## WHAT YOU ARE ASKED TO DO
Take from the material every line that contains the word "chevron".

## TASK INPUT
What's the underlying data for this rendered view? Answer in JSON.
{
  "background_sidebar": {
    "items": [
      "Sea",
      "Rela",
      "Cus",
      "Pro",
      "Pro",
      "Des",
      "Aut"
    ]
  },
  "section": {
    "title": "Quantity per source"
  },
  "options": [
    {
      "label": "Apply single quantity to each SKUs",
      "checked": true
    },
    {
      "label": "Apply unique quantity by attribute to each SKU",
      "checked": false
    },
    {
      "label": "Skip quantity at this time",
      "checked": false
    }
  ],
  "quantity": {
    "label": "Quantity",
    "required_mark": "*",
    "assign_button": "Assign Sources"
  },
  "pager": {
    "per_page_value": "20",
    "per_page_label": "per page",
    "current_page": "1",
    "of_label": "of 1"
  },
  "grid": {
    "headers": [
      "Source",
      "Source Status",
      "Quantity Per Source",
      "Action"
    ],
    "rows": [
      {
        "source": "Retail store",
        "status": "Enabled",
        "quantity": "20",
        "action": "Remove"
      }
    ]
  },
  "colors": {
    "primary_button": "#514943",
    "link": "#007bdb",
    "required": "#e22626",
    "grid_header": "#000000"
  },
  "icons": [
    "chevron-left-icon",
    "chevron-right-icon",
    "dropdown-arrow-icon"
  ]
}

## RESPONSE TO THE EXERCISE
    "chevron-left-icon",
    "chevron-right-icon",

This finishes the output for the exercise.